▶ YOUR OBJECTIVE
When you have gone through the records, report how many lines include "光辉岁月", giving the number and nothing more.

(DATA PROVIDED)

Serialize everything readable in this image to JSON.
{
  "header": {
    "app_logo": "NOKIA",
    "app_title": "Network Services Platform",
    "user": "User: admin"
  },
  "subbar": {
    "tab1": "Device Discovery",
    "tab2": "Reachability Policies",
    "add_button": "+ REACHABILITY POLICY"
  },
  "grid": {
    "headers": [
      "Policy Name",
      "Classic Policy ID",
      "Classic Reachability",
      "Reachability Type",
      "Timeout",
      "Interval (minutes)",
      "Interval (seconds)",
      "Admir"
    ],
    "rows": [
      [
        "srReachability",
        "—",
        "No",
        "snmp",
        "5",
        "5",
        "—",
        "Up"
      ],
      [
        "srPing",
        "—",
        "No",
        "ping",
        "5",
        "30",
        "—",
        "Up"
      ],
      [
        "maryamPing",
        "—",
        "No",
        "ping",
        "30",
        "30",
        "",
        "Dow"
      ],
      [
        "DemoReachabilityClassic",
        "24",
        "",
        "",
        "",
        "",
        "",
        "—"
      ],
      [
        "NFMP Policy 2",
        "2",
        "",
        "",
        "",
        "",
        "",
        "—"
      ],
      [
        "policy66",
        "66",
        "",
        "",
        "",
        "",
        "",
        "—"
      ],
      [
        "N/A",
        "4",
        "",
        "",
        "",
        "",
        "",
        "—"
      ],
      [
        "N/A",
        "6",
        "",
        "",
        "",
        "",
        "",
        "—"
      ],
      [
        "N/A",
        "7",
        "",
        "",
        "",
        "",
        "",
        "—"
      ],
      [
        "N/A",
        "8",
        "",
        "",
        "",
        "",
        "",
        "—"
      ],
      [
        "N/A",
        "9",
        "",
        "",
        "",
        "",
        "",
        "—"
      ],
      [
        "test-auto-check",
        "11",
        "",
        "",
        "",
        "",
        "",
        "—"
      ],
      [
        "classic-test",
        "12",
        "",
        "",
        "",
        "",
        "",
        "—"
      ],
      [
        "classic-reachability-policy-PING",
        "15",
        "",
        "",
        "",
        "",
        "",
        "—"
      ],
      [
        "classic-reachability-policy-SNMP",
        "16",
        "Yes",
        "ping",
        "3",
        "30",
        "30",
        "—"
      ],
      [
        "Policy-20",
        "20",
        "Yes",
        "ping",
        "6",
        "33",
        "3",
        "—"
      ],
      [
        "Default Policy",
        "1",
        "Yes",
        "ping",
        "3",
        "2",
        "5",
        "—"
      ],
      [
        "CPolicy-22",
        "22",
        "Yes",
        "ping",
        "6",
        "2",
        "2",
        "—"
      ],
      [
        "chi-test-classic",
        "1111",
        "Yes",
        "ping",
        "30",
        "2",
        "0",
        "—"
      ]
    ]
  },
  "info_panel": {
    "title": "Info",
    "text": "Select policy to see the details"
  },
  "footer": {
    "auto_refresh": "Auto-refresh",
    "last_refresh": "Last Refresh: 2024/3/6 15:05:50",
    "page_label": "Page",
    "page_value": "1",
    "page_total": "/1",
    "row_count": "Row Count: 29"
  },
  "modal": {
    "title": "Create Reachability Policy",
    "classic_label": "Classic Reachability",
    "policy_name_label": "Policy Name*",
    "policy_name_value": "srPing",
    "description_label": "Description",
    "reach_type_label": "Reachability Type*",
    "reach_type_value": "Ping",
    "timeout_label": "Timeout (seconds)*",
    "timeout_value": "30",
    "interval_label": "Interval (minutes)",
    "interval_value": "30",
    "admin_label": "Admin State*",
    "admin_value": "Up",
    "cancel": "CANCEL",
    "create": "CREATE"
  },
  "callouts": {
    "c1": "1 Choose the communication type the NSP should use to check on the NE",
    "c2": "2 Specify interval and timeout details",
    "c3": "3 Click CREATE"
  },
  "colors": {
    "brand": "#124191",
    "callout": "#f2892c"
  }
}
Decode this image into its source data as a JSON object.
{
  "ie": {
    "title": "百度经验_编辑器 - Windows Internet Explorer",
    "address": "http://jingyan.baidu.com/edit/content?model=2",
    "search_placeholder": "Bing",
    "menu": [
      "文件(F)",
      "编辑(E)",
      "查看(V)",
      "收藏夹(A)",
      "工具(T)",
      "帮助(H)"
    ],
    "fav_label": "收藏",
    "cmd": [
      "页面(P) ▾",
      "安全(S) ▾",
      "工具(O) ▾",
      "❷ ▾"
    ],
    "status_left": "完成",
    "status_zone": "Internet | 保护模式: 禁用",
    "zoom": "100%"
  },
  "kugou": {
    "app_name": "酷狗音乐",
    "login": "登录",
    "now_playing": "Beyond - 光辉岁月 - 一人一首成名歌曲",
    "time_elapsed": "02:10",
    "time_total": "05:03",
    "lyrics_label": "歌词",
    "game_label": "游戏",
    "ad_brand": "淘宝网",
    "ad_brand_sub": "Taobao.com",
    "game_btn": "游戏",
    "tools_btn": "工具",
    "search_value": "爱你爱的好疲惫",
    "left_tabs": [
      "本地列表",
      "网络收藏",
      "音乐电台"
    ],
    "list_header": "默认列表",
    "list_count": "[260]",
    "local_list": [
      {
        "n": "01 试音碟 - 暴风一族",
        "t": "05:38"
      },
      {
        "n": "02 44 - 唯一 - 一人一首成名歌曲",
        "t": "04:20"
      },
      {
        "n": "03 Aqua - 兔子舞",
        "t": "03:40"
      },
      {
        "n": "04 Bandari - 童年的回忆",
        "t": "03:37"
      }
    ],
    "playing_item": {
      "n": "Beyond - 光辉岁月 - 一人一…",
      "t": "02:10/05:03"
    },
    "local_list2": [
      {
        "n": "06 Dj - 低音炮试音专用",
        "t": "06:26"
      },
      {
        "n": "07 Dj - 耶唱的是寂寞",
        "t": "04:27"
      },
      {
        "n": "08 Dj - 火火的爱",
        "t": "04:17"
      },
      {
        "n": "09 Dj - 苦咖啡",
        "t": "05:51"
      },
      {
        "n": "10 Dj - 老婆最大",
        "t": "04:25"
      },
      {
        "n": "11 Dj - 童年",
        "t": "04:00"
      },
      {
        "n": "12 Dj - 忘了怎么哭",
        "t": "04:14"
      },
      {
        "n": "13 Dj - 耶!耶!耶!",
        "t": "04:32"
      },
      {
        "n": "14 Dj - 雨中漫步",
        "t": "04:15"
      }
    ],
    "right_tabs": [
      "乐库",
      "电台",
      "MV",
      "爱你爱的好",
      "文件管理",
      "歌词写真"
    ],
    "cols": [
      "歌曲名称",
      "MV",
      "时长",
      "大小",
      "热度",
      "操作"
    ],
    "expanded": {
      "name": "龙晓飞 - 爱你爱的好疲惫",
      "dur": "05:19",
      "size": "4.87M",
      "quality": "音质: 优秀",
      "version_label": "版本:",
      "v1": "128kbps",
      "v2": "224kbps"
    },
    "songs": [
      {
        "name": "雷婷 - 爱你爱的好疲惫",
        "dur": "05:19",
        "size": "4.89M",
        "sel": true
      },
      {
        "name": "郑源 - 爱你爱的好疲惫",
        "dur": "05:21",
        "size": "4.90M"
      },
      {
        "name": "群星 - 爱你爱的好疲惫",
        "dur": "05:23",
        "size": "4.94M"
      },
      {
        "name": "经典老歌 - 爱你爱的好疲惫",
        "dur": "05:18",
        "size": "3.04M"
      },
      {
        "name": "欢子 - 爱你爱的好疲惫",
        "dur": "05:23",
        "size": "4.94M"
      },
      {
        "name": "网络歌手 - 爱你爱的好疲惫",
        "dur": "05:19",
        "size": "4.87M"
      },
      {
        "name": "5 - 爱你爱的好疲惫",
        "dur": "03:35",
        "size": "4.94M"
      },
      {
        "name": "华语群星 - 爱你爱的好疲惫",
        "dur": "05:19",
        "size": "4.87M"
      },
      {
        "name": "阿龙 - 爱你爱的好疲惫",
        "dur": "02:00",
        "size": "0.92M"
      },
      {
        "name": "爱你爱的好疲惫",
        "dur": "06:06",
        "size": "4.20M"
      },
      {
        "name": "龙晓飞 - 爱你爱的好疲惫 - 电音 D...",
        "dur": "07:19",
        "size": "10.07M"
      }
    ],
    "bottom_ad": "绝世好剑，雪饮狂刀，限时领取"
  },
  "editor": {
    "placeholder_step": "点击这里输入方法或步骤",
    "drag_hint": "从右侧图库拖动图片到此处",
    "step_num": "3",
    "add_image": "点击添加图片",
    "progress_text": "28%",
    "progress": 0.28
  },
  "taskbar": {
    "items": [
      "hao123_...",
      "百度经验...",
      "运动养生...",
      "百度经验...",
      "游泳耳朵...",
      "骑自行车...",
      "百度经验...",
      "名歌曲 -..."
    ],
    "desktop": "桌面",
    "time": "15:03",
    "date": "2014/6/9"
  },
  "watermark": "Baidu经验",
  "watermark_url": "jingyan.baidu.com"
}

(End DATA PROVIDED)

▶ TASK SOLUTION
2